I thought I would always be a smoker. For very nearly 20 years, I sucked back over a pack a day and, honestly, I enjoyed most of them. I loved the lung pinch, the head rush, the instant stress relief, the distinct smell of the first drag, the familiar flick-tap knocking the ash. Most of all, I loved the social lubricant smoking provides. The instant camaraderie with other smokers. Even the disdain heaped on by non-smokers gave me something to puff up and fight against.
I also loved the time smoking gives you: The 8 minute break every hour or so that I used so often to gather my thoughts, to calm down, to work shit out. There are even micro breaks. Those moments in a conversation where you need just a couple seconds. Take a few moments to light up, to take a drag, to stub it out…whatever. Those little breaks helped me hide just how socially awkward I really am. They let me sift through what I had heard and formulate a response that wasn’t weird or dumb or creepy. Every person I have successfully conversed with in a smoky bar, break room or bus stop owes the cigarettes a debt for ensuring that they left the conversation without thinking “Damn, what a tool.”
I envy the people I know who still get to smoke. I miss it. I need it still, and it’s been very close to 8 months since my last smoke. Once or twice a day, I absent-mindedly start a smoking ritual. I get up from my chair and start drifting toward an old smoking spot. I roll down my car window as soon as I get in. I reach for my pocket when I walk out of a building. Occasionally, when I stop myself, I have a moment where I can smell that first drag. I can taste it, too. That first one is more acrid than the rest. When this happens, I get a craving that sits in the bottom tips of my lungs. It begs for the pinch. That rolling sting that billows down the front of the lungs and pours into the bottom, forcing that small, lovely spasm. I exhale long and strong when this happens. The kind of deep exhale that pushes from the deepest section of the chest. Up the backs of the lungs, richly through the throat and funneled gently up the back of the nose. Out the nostrils as my head pushes back, neck arching, eyes closed. I even get the beginning of the head rush, only to have it stop short, replaced by a sense of disappointment so acute that I just bit my lip now as I wrote about it.
My fingertips are twitching like crazy. My lips itch, missing the dangling filter.
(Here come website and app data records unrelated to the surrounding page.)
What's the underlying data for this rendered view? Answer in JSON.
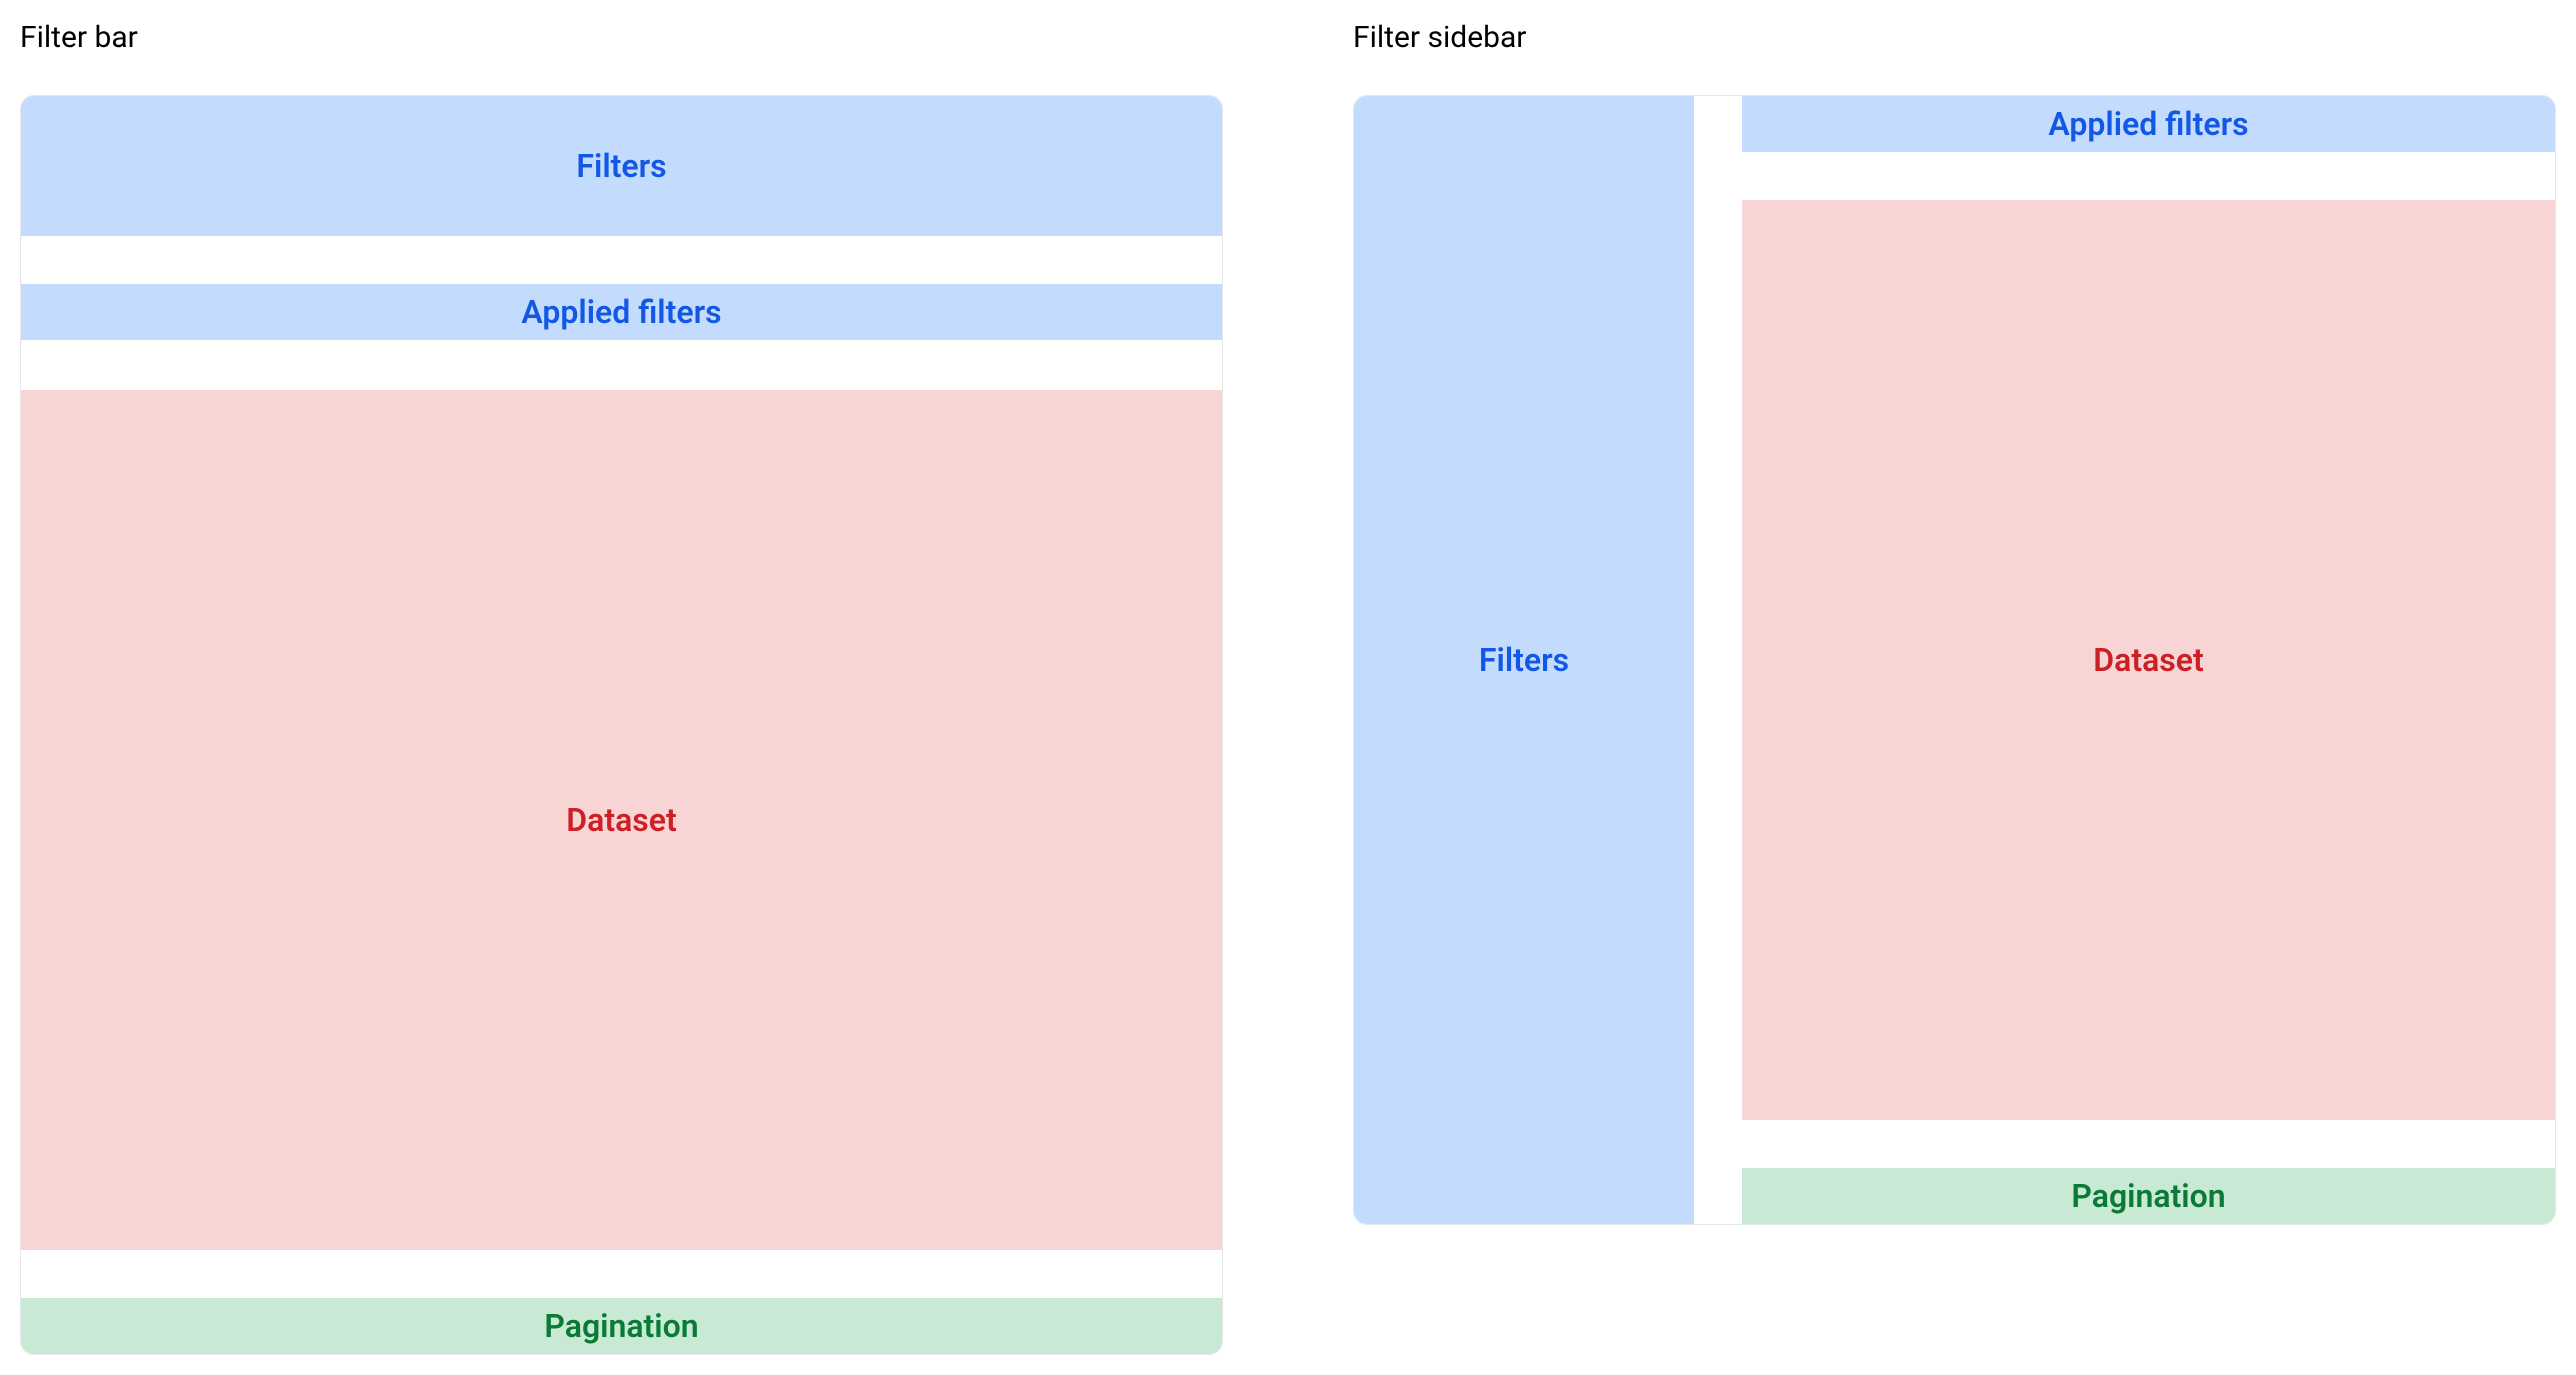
{
  "left": {
    "title": "Filter bar",
    "filters": "Filters",
    "applied": "Applied filters",
    "dataset": "Dataset",
    "pagination": "Pagination"
  },
  "right": {
    "title": "Filter sidebar",
    "filters": "Filters",
    "applied": "Applied filters",
    "dataset": "Dataset",
    "pagination": "Pagination"
  }
}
I’m not even close to convinced that I’ll ever get over all the addiction symptoms. I don’t imagine I’ll ever find anything else as effective at supporting me in the specific ways I require. I don’t get angry more often than I did when I smoked, but I have discarded the only way I knew guaranteed to take the edge off, to begin the calming process. I don’t stew in stress constantly, but I do waste more time using inferior relief methods. I don’t totally botch every conversation, but I don’t leave the good impressions I used to.
Three years ago, a friend of mine invited me on a short, uphill hike. My wife, my 1 year old son, my friend, and I set out on a hot, late July day through a dappled mixed cedar/bamboo forest. We crossed a small creek and, at that point began a relatively steep climb. There were steps carved into the trail in steeper areas and plenty of handy, graspable trees for support. Within a minute, I was dripping sweat, but so was everybody. Within another minute, I was wheezing.
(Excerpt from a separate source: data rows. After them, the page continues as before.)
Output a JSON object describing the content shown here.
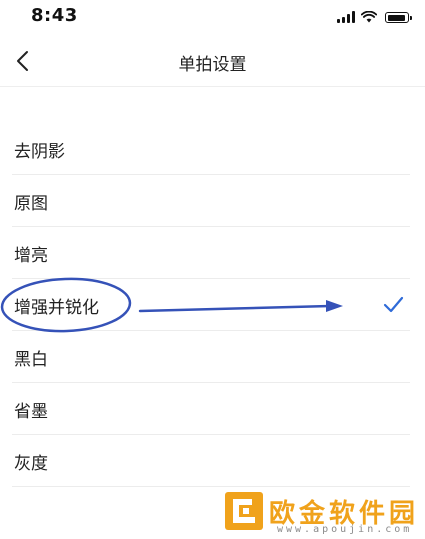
{
  "status_bar": {
    "time": "8:43"
  },
  "nav": {
    "title": "单拍设置",
    "back_icon": "chevron-left-icon"
  },
  "options": [
    {
      "label": "去阴影",
      "selected": false
    },
    {
      "label": "原图",
      "selected": false
    },
    {
      "label": "增亮",
      "selected": false
    },
    {
      "label": "增强并锐化",
      "selected": true
    },
    {
      "label": "黑白",
      "selected": false
    },
    {
      "label": "省墨",
      "selected": false
    },
    {
      "label": "灰度",
      "selected": false
    }
  ],
  "colors": {
    "accent": "#2f6bd8",
    "annotation": "#3552b8",
    "watermark": "#f0a21b"
  },
  "watermark": {
    "text": "欧金软件园",
    "url": "www.apoujin.com"
  }
}
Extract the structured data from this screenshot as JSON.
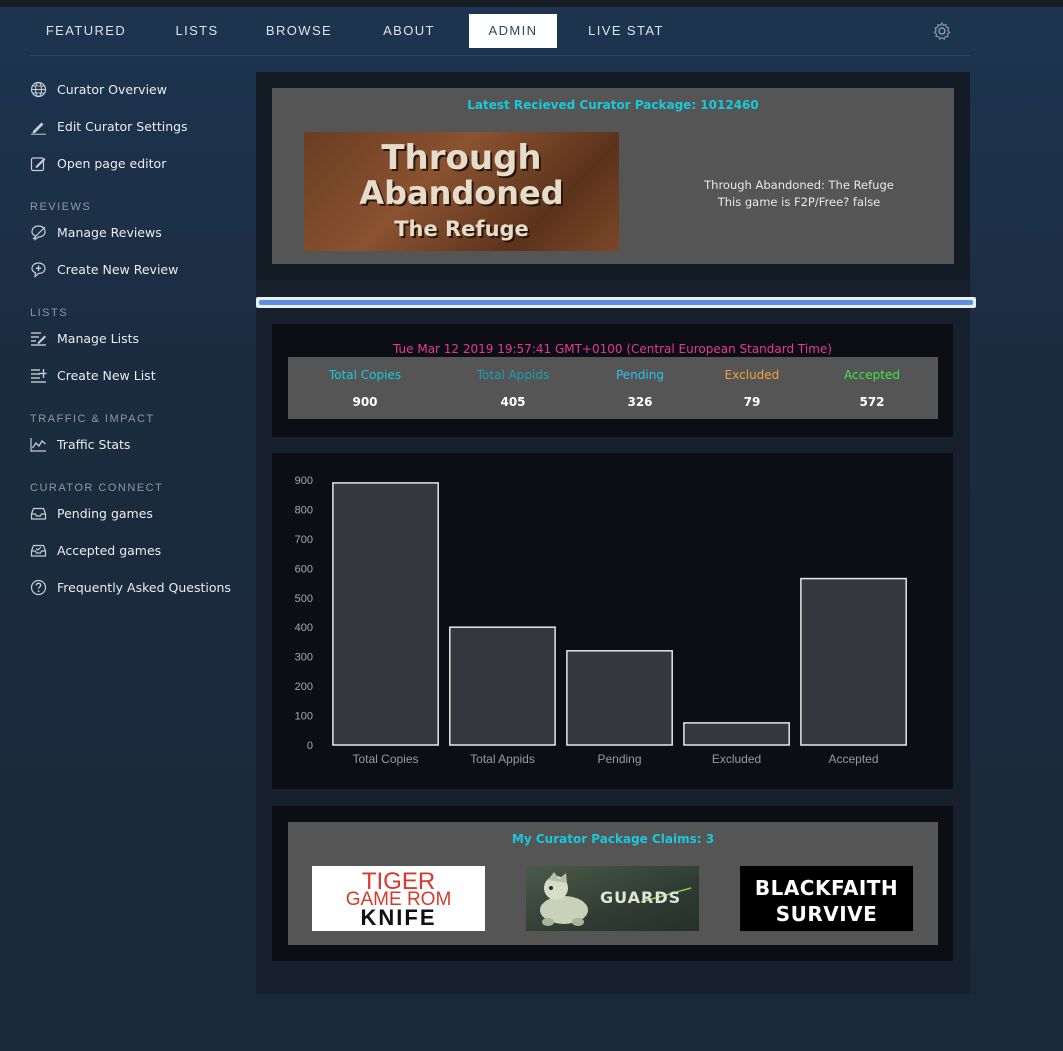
{
  "nav": {
    "items": [
      {
        "label": "FEATURED"
      },
      {
        "label": "LISTS"
      },
      {
        "label": "BROWSE"
      },
      {
        "label": "ABOUT"
      },
      {
        "label": "ADMIN",
        "active": true
      },
      {
        "label": "LIVE STAT"
      }
    ],
    "gear_icon": "gear-icon"
  },
  "sidebar": {
    "items": [
      {
        "label": "Curator Overview",
        "icon": "globe-icon"
      },
      {
        "label": "Edit Curator Settings",
        "icon": "pencil-icon"
      },
      {
        "label": "Open page editor",
        "icon": "edit-page-icon"
      }
    ],
    "sections": [
      {
        "heading": "REVIEWS",
        "items": [
          {
            "label": "Manage Reviews",
            "icon": "manage-reviews-icon"
          },
          {
            "label": "Create New Review",
            "icon": "new-review-icon"
          }
        ]
      },
      {
        "heading": "LISTS",
        "items": [
          {
            "label": "Manage Lists",
            "icon": "manage-lists-icon"
          },
          {
            "label": "Create New List",
            "icon": "new-list-icon"
          }
        ]
      },
      {
        "heading": "TRAFFIC & IMPACT",
        "items": [
          {
            "label": "Traffic Stats",
            "icon": "line-chart-icon"
          }
        ]
      },
      {
        "heading": "CURATOR CONNECT",
        "items": [
          {
            "label": "Pending games",
            "icon": "inbox-icon"
          },
          {
            "label": "Accepted games",
            "icon": "inbox-check-icon"
          },
          {
            "label": "Frequently Asked Questions",
            "icon": "question-icon"
          }
        ]
      }
    ]
  },
  "package": {
    "title": "Latest Recieved Curator Package: 1012460",
    "banner_line1": "Through",
    "banner_line2": "Abandoned",
    "banner_line3": "The Refuge",
    "game_name": "Through Abandoned: The Refuge",
    "f2p_text": "This game is F2P/Free? false"
  },
  "progress": {
    "fraction": 1.0
  },
  "stats": {
    "date": "Tue Mar 12 2019 19:57:41 GMT+0100 (Central European Standard Time)",
    "items": [
      {
        "label": "Total Copies",
        "value": "900",
        "color": "#1ac8db"
      },
      {
        "label": "Total Appids",
        "value": "405",
        "color": "#1a9fb0"
      },
      {
        "label": "Pending",
        "value": "326",
        "color": "#29c3f0"
      },
      {
        "label": "Excluded",
        "value": "79",
        "color": "#f0a43c"
      },
      {
        "label": "Accepted",
        "value": "572",
        "color": "#3ce84a"
      }
    ]
  },
  "chart_data": {
    "type": "bar",
    "categories": [
      "Total Copies",
      "Total Appids",
      "Pending",
      "Excluded",
      "Accepted"
    ],
    "values": [
      890,
      400,
      320,
      75,
      565
    ],
    "ylim": [
      0,
      900
    ],
    "yticks": [
      0,
      100,
      200,
      300,
      400,
      500,
      600,
      700,
      800,
      900
    ],
    "title": "",
    "xlabel": "",
    "ylabel": "",
    "grid": false,
    "bar_fill": "#34373b",
    "bar_stroke": "#e6e6e6"
  },
  "claims": {
    "title": "My Curator Package Claims: 3",
    "games": [
      {
        "line1": "TIGER",
        "line2": "GAME ROM",
        "line3": "KNIFE"
      },
      {
        "line1": "GUARDS"
      },
      {
        "line1": "BLACKFAITH",
        "line2": "SURVIVE"
      }
    ]
  }
}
I’ve always prided myself on being able to keep going despite physical discomfort. I’m a really fat man and, at that time, I was the kind of guy who never went anywhere without my current pack and a backup pack of smokes. Despite these impediments, I had never really been unable to get where I wanted to go under my own power. This day was no different. I got up that fucking hill. When I got to the top, however, I thumped down on my ass and gasped as I fumbled to get a smoke lit. My head was throbbing so hard, my vision was trembling with each pulse. My eyes were being punched from behind. My teeth felt like they were gonna fall out. The smoke helped, but it was ten minutes before I could get to my feet again.
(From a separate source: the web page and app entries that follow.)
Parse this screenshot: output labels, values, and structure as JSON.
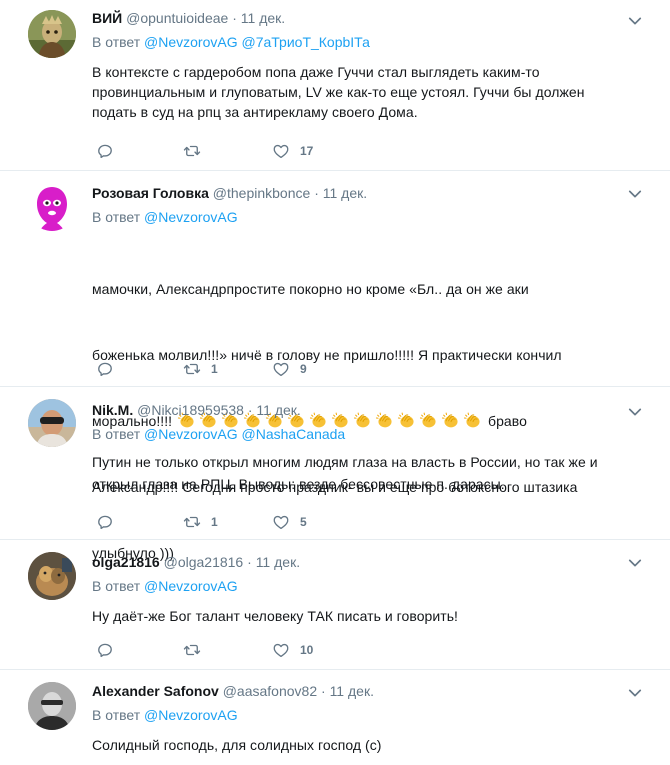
{
  "tweets": [
    {
      "name": "ВИЙ",
      "handle": "@opuntuioideae",
      "dot": "·",
      "time": "11 дек.",
      "reply_prefix": "В ответ",
      "reply_to": [
        "@NevzorovAG",
        "@7аТриоТ_КорbIТа"
      ],
      "text": "В контексте с гардеробом попа даже Гуччи стал выглядеть каким-то\nпровинциальным и глуповатым, LV же как-то еще устоял. Гуччи бы должен\nподать в суд на рпц за антирекламу своего Дома.",
      "replies": "",
      "retweets": "",
      "likes": "17"
    },
    {
      "name": "Розовая Головка",
      "handle": "@thepinkbonce",
      "dot": "·",
      "time": "11 дек.",
      "reply_prefix": "В ответ",
      "reply_to": [
        "@NevzorovAG"
      ],
      "text_line1": "мамочки, Александрпростите покорно но кроме «Бл.. да он же аки",
      "text_line2": "боженька молвил!!!» ничё в голову не пришло!!!!! Я практически кончил",
      "text_line3_pre": "морально!!!! ",
      "text_line3_post": " браво",
      "text_line4": "Александр!!!! Сегодня просто праздник- вы и еще про ботоксного штазика",
      "text_line5": "улыбнуло )))",
      "replies": "",
      "retweets": "1",
      "likes": "9"
    },
    {
      "name": "Nik.M.",
      "handle": "@Nikci18959538",
      "dot": "·",
      "time": "11 дек.",
      "reply_prefix": "В ответ",
      "reply_to": [
        "@NevzorovAG",
        "@NashaCanada"
      ],
      "text": "Путин не только открыл многим людям глаза на власть в России, но так же и\nоткрыл глаза на РПЦ. Выводы: везде бессовестные п..дарасы.",
      "replies": "",
      "retweets": "1",
      "likes": "5"
    },
    {
      "name": "olga21816",
      "handle": "@olga21816",
      "dot": "·",
      "time": "11 дек.",
      "reply_prefix": "В ответ",
      "reply_to": [
        "@NevzorovAG"
      ],
      "text": "Ну даёт-же Бог талант человеку ТАК писать и говорить!",
      "replies": "",
      "retweets": "",
      "likes": "10"
    },
    {
      "name": "Alexander Safonov",
      "handle": "@aasafonov82",
      "dot": "·",
      "time": "11 дек.",
      "reply_prefix": "В ответ",
      "reply_to": [
        "@NevzorovAG"
      ],
      "text": "Солидный господь, для солидных господ (с)"
    }
  ],
  "colors": {
    "link": "#1da1f2",
    "muted": "#657786",
    "text": "#14171a",
    "divider": "#e6ecf0"
  },
  "icons": [
    "reply-icon",
    "retweet-icon",
    "like-icon",
    "caret-down-icon",
    "clapping-hands-emoji"
  ]
}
The hike lasted another 90 minutes, and I made it alive, on my own two feet. My friend carried my son, though. I needed everyone to stop for me three more times while I recovered with more smokes. When we got back to the parking lot, I swore I’d never even consider it again.
8 months ago, I was diagnosed with bronchial asthma (for the second time). I was pretty much constantly choking and coughing up slime. I started on inhaled steroids and quit smoking. I didn’t *decide* to quit, I just couldn’t physically smoke. My body took the choice away from me.
For 6 months, I felt virtually none of the positive physical effects that quitting smoking should bring. I got my medication increased, though, and I now feel like breathing isn’t an issue. I’ve also been walking an average of 4000 steps more a day (according to the pedometer on my phone) than I had been prior to this April.
Today, my 4 year old son, my 2 year old son and I parked in the same lot I’d sworn never to revisit. We set out to reach the first place I collapsed last time. The day was hot and humid, and I still soaked my clothes with sweat in the first minute. No wheezing, though. We destroyed that hike. Up and down in no time, with plenty left in the tank.
This marks the first time I’ve been honestly glad I quit. And the first thing other than my own resolve preventing me from chasing that lung pinch. Knowing, as I do now, that my kids like to hike, I’m gonna need to maintain this whole easy breathing thing.
July 25, 2012